Event Capturing, Event Bubbling and Event Delegation
- Bubbling and Capturing are behaviours, a way of propagating events to multiple handlers
- Event propagation is the blanket term used for both event bubbling and event capturing. It is the process of calling all the listeners for the given event type.
- Bubbling, capturing and delegation are not browser features, they’re all models of dealing with events
Event propagation is the process of calling all the listeners for the given event type. It is bi-directional, it first travels all the way down from the
window to the
event.target (capturing, i.e. moving down) and then travels back up (bubbling, i.e. going up)
Events travel?! In event bubbling, the event keeps travelling until it gets to the top most element in the tree. Events rise up like bubbles through the DOM tree
What bubbling allows us to do is listen for events on ancestor elements, for example, if we set a click handler on the body, our callback will trigger whenever any of its children are clicked. link
You don’t need to worry much about capturing. It was standardized because of Netscape, and Netscape is dead.
Bubbling vs. Capturing
Bubbling is a bottom-to-top model (remember, bubbles go up), and Capturing is a top-to-bottom model. Since they’re both supported by the
addEventListener, you can work either way. The event first makes it way downwards (capturing) and then moves back upwards (bubbling)
The event first travels down the element nodes and (assuming the ) travels back up

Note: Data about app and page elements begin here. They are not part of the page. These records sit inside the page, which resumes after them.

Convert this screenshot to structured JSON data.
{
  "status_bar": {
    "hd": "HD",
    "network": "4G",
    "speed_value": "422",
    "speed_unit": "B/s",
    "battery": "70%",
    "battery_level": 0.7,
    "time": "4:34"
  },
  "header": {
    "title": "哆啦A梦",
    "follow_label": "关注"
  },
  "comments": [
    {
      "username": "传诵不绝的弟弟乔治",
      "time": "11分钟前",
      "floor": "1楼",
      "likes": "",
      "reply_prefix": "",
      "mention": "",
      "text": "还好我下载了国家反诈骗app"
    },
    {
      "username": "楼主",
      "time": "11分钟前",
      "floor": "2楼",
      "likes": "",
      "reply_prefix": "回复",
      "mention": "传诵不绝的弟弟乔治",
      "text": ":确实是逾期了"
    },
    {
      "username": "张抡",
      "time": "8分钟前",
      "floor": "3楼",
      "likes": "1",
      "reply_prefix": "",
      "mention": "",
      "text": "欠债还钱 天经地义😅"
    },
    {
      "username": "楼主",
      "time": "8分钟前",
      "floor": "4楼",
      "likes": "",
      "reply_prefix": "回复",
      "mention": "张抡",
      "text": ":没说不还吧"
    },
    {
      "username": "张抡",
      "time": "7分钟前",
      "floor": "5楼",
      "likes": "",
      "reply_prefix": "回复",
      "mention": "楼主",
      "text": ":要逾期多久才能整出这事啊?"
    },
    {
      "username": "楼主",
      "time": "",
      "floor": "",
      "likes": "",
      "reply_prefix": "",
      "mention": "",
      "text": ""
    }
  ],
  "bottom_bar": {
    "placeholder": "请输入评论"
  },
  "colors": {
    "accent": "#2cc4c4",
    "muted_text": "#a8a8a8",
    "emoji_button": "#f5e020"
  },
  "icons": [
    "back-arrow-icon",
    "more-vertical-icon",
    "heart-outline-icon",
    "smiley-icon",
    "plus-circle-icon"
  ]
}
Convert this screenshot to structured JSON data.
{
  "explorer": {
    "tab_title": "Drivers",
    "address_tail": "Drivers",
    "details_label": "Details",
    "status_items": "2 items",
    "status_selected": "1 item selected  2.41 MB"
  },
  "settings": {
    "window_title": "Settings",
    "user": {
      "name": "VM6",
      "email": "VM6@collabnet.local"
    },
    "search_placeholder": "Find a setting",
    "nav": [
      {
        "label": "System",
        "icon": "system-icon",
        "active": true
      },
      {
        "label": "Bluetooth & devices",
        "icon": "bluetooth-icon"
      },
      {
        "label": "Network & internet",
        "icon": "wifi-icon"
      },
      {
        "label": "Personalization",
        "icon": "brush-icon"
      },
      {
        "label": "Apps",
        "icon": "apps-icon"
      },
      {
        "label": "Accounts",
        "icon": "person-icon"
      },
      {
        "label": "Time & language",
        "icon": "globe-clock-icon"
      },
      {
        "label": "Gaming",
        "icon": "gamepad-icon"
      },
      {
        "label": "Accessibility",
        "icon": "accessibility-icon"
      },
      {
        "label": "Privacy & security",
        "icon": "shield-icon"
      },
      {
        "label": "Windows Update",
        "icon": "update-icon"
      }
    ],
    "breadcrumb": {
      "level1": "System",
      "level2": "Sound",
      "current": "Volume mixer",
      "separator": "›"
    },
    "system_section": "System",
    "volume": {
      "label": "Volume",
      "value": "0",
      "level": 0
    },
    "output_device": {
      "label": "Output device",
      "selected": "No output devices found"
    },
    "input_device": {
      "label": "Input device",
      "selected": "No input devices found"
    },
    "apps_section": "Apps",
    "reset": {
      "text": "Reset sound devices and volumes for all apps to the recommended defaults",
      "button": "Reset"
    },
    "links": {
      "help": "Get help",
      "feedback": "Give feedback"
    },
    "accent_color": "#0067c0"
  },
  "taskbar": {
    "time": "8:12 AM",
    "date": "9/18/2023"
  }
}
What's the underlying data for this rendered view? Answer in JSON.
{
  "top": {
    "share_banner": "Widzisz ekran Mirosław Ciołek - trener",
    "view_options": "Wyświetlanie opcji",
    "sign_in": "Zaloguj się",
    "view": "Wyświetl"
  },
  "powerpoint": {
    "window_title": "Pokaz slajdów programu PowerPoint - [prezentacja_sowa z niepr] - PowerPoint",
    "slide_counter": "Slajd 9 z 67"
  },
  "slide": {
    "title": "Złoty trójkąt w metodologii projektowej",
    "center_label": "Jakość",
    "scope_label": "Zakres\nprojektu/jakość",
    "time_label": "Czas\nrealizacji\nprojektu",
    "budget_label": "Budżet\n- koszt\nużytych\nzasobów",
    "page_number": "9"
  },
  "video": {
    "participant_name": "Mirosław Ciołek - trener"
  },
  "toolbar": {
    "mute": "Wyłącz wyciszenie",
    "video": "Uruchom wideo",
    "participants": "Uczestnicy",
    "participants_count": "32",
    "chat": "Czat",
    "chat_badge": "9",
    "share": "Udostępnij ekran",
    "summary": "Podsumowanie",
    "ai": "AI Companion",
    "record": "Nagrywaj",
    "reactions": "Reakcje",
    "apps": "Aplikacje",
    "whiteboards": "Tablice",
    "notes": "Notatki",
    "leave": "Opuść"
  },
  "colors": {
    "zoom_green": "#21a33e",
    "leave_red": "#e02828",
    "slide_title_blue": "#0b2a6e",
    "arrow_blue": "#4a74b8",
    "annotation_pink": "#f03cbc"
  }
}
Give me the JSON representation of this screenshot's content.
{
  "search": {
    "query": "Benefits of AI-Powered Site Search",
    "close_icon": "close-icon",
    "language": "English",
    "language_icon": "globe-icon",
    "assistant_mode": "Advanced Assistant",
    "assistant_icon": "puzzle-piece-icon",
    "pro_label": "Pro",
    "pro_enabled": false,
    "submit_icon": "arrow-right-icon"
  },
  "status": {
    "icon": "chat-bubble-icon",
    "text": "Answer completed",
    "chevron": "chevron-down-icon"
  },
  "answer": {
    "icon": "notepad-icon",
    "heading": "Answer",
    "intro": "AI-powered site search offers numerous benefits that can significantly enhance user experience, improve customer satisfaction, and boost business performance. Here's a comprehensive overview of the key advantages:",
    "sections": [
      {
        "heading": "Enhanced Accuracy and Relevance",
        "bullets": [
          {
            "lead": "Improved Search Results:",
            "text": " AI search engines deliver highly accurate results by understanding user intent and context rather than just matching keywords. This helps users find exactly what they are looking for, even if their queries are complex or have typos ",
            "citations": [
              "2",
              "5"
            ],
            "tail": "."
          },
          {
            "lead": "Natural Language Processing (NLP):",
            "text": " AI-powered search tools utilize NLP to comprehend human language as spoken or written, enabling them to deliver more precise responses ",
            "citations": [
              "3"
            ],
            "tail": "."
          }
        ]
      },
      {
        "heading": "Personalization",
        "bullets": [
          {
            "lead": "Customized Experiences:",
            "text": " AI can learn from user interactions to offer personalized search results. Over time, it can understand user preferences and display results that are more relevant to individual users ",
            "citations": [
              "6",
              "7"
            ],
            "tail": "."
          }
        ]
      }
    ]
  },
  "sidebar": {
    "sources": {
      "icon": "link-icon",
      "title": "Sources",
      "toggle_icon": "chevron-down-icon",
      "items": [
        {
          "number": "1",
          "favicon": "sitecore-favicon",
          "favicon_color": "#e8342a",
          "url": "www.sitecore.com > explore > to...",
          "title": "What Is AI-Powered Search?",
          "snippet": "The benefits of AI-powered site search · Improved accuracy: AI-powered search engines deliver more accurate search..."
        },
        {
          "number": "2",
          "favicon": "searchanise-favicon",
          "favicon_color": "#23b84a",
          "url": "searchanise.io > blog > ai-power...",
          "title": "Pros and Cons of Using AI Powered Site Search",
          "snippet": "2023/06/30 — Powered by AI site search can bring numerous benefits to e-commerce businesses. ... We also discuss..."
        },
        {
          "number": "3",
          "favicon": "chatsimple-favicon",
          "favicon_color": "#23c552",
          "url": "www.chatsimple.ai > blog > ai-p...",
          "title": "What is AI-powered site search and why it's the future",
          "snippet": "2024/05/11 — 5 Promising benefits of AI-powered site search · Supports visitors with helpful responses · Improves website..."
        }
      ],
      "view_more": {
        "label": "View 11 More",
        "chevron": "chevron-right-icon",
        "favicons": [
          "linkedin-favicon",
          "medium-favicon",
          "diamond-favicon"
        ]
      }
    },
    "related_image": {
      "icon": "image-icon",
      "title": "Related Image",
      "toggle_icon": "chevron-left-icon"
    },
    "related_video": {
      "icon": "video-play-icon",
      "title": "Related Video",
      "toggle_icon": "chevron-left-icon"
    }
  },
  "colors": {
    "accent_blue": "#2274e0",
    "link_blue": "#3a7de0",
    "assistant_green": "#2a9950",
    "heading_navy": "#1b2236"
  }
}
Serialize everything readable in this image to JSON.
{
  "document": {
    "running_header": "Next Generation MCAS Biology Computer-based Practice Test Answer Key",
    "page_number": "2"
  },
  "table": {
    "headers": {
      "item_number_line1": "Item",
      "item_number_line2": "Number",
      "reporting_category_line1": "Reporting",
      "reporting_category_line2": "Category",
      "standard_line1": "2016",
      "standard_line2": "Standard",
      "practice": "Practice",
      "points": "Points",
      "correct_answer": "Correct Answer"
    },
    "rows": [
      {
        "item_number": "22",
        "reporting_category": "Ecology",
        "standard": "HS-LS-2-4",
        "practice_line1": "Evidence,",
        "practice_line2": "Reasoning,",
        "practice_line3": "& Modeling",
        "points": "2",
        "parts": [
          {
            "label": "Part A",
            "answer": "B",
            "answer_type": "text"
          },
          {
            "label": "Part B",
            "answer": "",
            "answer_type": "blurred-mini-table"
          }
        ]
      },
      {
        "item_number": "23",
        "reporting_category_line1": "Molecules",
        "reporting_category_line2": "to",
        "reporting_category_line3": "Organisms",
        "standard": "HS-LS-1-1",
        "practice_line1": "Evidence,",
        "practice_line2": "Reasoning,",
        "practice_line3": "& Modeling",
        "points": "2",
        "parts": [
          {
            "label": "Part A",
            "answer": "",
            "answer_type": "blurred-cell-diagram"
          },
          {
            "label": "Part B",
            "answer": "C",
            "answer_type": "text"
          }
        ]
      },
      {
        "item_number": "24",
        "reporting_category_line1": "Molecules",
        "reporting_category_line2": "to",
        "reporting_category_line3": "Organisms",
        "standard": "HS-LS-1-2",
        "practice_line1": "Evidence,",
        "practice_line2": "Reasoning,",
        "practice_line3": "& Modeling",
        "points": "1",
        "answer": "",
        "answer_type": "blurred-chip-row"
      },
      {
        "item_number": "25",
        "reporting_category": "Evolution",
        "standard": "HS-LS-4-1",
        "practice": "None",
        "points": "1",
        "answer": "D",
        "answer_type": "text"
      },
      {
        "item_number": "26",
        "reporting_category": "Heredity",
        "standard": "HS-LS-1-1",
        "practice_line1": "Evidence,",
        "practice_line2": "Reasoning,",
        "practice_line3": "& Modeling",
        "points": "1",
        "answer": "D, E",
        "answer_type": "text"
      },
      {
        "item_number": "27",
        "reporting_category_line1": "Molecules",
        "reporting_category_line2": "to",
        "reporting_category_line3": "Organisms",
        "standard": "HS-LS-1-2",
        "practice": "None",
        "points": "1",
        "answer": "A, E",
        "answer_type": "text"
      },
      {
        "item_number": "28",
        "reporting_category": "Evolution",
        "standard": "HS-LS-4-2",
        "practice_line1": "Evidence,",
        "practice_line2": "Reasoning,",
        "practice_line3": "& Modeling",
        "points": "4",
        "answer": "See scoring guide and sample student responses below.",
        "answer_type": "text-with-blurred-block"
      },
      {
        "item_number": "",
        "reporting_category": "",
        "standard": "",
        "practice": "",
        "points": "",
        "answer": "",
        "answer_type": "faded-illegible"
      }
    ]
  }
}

<body> <header> <nav> <ul> <li><a>Link</a></li> </ul> </nav> </header> </body>
In the structure above, a click on the
<a> will not only generate a
click event for the link, but for the the parent list item, the , all the way up to the
window object. This is event bubbling, you are moving your way up in events, like a bubble
Event delegation is not a browser feature, but a popular technique built into libraries like jQuery link
Event delegation is a way of handling events. It is not the same as event bubbling.
event.targetis where the event actually occurred
event.currentTargetis where the event is currently being handled
Event delegation is the technique of attaching event handlers not to the elements you actually want to read out events from, but to a higher-level element. link
Why event delegation?
Event listeners are a potential cause of memory leaks and performance degradation. The more you have, the greater the risk
Because you can take care of multiple events in one function instead of adding a function for each event. For example, you have a navigation menu that opens a different slide-out panel for each link. Let’s say you have ten links in the menu, and you are listening to the
clickevent on each.
Now, if you don’t use event delegation, you’ll add ten event listener functions to cater to each.
In event delegation, event listener is added to an enclosing element instead of the actual element. For example, let’s say your navigation menu is a
ul that contains ten
li with links inside each list item. You’d add the event listener to the
ul that encloses all the list items on which you want to actually want to run handlers.
Using event delegation, we’d add a single event listener to an enclosing element ()
With event delegation, we can add an event listener to a containing element and then use
event.target to determine if an element inside the container was targetted